The 2018 Digital Intelligence briefing also discusses data-driven marketing as pivotal to increase the customer experience, but financial services companies still haven’t learned the requirements, nor have they processed their powerful data in a way that enhances the customer experience – a practice that other industries have mastered.

Use all your tools, from your data to the use of new technologies, to embrace the complexity of your client and keep them at the center.

It’s a platform, not a product

It is important to not look at your offering as a product, but a platform in which your customer can engage. Within this platform, what is the data and partnership strategies you can employ to create an experience around your product?

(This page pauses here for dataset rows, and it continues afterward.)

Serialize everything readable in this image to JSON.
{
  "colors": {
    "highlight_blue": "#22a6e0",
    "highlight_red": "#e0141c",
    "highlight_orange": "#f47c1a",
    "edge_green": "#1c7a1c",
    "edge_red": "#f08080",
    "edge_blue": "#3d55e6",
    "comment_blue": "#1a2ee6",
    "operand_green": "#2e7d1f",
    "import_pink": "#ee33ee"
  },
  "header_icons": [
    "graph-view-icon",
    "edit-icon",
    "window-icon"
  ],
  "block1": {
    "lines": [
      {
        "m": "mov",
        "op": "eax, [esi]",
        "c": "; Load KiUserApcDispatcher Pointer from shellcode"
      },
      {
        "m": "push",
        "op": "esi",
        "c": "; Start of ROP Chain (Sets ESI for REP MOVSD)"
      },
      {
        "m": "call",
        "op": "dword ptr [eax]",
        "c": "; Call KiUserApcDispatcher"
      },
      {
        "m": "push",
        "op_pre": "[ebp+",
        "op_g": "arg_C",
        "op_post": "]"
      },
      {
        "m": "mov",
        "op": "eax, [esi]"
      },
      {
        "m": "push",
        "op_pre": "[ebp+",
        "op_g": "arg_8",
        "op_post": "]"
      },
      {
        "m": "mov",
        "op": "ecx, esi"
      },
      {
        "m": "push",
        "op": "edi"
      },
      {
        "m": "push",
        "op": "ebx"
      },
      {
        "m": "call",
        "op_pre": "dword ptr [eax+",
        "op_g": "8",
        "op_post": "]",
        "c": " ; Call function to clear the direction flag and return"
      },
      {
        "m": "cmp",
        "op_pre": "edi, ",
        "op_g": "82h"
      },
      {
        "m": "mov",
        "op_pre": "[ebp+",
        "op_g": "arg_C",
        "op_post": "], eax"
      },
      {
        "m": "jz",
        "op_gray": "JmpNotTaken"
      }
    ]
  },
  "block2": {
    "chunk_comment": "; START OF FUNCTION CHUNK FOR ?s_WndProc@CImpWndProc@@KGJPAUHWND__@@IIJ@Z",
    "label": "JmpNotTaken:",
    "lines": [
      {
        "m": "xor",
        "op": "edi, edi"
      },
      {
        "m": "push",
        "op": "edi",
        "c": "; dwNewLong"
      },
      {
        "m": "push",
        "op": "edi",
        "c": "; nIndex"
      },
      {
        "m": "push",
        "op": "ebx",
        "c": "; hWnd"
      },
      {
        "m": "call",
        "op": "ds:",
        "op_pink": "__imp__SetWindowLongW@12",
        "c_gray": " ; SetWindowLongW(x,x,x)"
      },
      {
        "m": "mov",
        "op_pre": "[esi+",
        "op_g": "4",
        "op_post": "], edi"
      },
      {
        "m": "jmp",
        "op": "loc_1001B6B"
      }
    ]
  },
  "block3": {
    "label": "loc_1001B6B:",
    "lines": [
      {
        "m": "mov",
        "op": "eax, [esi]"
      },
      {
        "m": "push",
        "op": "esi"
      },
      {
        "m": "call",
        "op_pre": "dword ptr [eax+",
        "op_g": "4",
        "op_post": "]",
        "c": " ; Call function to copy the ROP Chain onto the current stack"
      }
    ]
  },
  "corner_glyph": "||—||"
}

The "Futures Industry 2018 Trends" report talks about how financial service and payments providers are tapping into social interactions as a driver of preference for financial services. For example, while Apple Pay, Google Pay and Samsung Pay were originally designed for online purchases, those programs have expanded to allow person-to-person payments and integration more seamlessly into other apps and services. They have expanded their ecosystem with partnerships to focus on the customer.

Build culture around the customer

Technologies and strategies won’t work without the right culture. How are the leaders of the business approaching the customer experience and how do they tend to deploy it?

If you are a digital marketer within a business, how do you pull together all parts of a business and work across departments to help influence customer experience from origination to product development?

It is not just about the digital marketing techniques, it's about building the momentum across the company as well as the advocacy to enable the customer experience to be center point across all levels of the company.

Diana Alickaj is a Vice President in New York and is attending Money 20/20 this week in Las Vegas. Reach out to get in touch with her and talk more about your business' customer experience, PR and marketing.